distances = distances.append(compute_distances(first_date,basicB,'basicB'))
distances = distances.append(compute_distances(first_date,enhA,'enhA'))
distances = distances.append(compute_distances(first_date,enhB,'enhB'))

fig = px.histogram(distances,'distance',nbins=60,color='method',marginal='box')


The histogram above shows the temporal distance for the countries to get infected in our four scenarios. The temporal distance is the difference between the day a country declared at least one infected and the day this country appears as infected in our simulations. Positive distances indicate that our simulations predicted an infection later than it was observed. And the other way around, negative distances indicate predictions before the infection was observed.

Our models predict infected countries with an important delay. However, enhA outperforms the other methods. The marginal boxes indicate a distribution closer to 0 than the others. This demonstrates that leveraging air traffic have a positive impact in the performance of the SIR model.


In this notebook, we have explored how we can enhance a network dissemination model with SIR and air traffic data. Our results, far from being perfect, demonstrate how networks enhanced with additional data can improve dissemination models. In particular, we demonstrate that using air traffic data may have a relevant impact in the understanding and performance of existing Covid19 models.

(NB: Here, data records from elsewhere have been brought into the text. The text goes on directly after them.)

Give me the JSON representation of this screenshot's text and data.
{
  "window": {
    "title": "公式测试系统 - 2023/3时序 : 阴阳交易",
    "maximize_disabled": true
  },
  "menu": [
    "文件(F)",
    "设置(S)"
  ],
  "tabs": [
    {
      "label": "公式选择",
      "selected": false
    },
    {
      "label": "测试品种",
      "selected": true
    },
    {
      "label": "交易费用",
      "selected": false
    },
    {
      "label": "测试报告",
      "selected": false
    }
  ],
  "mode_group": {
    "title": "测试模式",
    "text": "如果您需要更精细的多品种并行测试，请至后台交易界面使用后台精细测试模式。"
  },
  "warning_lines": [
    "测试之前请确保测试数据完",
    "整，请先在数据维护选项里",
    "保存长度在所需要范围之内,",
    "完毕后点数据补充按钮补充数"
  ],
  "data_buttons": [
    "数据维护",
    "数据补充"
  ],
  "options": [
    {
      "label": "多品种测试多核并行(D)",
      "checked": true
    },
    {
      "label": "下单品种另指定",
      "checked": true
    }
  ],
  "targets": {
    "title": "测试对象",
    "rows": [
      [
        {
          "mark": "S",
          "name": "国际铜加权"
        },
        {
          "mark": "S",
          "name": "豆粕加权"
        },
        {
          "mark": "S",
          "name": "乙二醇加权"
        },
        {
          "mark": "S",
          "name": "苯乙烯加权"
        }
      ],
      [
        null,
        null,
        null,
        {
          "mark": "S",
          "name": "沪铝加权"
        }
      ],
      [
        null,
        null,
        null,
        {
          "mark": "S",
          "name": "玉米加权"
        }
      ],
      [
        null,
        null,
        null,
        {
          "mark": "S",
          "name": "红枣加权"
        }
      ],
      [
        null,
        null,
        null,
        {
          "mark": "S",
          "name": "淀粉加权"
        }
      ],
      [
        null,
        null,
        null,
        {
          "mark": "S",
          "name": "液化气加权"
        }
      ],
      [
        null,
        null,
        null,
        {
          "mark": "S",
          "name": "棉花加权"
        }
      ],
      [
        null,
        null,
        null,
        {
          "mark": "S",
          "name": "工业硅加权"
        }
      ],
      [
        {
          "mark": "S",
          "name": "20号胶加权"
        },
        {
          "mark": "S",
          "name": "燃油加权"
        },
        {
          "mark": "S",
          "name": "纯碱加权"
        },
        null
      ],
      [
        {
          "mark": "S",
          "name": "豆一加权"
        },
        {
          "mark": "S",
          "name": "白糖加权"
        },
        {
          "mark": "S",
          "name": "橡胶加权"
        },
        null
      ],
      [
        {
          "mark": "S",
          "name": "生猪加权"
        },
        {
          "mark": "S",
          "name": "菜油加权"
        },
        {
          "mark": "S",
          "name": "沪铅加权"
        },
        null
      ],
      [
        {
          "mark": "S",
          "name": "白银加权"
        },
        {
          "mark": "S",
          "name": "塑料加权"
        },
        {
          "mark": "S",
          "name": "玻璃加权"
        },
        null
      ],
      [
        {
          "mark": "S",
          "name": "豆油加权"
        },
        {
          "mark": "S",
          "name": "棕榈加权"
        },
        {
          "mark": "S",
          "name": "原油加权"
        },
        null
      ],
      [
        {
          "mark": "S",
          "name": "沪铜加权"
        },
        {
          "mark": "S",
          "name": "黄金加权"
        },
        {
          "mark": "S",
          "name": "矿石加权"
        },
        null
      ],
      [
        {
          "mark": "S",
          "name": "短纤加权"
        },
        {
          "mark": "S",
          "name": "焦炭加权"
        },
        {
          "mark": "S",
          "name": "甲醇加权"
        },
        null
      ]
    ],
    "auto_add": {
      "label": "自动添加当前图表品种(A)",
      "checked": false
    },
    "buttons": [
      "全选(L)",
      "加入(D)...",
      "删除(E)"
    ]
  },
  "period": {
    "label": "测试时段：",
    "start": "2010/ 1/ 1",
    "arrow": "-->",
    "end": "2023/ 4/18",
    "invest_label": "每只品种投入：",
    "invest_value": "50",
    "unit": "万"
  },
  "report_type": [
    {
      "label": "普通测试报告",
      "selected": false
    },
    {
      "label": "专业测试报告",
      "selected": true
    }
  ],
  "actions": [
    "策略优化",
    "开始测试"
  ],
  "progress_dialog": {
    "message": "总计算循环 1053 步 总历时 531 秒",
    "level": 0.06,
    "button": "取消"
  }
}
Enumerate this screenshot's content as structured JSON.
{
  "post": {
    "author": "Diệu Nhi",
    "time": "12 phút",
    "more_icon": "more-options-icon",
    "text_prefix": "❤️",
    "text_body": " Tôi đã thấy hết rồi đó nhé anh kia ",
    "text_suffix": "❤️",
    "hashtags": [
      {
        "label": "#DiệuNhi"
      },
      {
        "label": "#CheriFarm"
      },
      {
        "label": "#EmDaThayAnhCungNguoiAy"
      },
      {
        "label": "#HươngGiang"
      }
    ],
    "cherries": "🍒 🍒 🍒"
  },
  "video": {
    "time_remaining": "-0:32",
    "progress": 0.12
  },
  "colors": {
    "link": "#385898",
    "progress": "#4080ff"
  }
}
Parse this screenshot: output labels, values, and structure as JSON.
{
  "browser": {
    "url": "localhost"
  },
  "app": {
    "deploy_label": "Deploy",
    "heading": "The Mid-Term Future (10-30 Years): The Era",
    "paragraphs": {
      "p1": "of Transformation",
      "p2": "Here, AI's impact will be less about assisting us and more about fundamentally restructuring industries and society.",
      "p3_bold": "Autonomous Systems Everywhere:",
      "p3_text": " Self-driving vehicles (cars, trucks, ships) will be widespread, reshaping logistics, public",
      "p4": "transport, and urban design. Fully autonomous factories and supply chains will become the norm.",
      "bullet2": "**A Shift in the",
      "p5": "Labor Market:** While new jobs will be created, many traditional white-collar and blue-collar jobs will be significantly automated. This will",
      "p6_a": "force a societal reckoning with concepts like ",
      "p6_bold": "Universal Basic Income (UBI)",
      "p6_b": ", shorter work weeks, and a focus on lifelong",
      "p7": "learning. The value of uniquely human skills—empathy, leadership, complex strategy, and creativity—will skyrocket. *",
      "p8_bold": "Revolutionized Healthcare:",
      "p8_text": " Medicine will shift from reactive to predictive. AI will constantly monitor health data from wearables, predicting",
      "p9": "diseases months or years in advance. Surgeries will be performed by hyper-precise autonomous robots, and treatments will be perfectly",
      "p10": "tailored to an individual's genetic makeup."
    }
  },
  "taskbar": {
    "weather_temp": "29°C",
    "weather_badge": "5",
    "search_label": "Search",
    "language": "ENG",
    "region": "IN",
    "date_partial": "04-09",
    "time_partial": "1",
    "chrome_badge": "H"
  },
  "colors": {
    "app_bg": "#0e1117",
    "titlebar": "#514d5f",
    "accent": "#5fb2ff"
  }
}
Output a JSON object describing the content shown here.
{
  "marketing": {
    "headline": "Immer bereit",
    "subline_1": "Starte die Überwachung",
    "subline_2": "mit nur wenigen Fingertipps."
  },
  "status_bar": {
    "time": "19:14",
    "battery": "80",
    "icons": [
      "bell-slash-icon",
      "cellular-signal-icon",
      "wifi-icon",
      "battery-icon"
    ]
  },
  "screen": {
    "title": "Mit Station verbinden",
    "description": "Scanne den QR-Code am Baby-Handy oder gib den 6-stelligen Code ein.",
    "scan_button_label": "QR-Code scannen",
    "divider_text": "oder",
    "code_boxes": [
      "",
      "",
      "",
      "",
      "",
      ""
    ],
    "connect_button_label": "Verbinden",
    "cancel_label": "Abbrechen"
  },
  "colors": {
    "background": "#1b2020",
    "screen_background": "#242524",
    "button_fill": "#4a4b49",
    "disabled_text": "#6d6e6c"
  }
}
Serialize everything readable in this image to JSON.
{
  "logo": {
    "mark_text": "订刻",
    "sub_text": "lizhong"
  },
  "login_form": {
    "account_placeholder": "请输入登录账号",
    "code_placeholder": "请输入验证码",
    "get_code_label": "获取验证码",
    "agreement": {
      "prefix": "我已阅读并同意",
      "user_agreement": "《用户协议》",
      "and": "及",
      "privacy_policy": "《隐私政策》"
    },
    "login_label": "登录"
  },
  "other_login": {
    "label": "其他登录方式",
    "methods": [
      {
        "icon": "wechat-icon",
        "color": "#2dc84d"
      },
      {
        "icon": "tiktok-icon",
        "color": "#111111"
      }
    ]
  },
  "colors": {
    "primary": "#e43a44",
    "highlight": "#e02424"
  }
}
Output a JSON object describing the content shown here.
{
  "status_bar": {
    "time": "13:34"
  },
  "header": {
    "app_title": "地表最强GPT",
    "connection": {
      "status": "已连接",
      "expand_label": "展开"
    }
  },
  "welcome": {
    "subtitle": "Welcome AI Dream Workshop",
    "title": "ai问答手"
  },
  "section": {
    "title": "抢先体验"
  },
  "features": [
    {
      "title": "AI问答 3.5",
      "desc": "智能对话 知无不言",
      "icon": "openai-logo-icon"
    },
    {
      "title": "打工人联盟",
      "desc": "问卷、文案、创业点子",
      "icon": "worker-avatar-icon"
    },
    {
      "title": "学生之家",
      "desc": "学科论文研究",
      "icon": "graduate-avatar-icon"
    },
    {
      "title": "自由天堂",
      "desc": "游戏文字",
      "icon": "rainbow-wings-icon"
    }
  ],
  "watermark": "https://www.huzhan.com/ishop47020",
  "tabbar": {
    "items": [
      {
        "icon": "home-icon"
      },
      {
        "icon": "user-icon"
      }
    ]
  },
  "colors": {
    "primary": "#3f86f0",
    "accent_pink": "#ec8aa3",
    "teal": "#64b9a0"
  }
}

Tiago P. Peixoto, “The graph-tool python library”, figshare. (2014) DOI: 10.6084/m9.figshare.1164194 sci-hub